For each line of the data that includes the word "Search", copy the line.

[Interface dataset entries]
◇ ◇ ◇ ◇ ◇
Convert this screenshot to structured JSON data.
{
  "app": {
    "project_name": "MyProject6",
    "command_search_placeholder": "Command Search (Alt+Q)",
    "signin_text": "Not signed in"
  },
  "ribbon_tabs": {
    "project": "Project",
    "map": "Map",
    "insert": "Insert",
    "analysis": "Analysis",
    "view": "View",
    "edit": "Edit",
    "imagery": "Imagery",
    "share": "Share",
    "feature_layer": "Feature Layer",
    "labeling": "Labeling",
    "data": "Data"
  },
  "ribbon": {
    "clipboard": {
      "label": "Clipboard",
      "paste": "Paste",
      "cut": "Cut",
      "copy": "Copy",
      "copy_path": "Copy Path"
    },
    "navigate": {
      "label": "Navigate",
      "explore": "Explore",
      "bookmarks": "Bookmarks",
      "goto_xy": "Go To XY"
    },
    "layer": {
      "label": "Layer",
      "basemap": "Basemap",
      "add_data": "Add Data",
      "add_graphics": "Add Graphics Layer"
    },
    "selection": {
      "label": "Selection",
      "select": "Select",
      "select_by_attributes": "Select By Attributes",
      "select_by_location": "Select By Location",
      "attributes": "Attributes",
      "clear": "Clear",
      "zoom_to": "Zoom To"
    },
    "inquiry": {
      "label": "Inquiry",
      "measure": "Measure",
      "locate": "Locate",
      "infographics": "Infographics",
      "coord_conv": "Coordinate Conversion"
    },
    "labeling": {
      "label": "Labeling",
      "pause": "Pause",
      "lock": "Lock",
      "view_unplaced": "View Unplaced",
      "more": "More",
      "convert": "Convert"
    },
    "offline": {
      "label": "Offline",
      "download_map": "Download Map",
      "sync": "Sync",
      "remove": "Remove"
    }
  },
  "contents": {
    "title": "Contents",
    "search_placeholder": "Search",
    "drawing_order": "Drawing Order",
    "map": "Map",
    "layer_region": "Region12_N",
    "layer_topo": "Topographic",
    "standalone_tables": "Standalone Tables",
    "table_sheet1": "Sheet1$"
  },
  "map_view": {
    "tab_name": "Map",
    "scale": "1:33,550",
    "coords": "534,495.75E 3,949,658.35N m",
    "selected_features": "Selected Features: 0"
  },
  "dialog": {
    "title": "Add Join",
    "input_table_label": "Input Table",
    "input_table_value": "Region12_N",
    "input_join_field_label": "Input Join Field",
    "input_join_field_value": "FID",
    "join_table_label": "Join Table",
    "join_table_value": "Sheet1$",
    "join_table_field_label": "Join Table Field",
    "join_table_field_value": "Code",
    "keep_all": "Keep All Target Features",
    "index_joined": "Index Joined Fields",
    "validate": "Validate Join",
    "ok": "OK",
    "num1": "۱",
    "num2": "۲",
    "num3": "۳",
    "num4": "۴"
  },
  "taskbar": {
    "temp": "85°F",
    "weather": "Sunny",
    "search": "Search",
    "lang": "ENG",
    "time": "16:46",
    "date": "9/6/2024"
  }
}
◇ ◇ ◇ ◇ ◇
§ Response below
    "command_search_placeholder": "Command Search (Alt+Q)",
    "search_placeholder": "Search",
    "search": "Search",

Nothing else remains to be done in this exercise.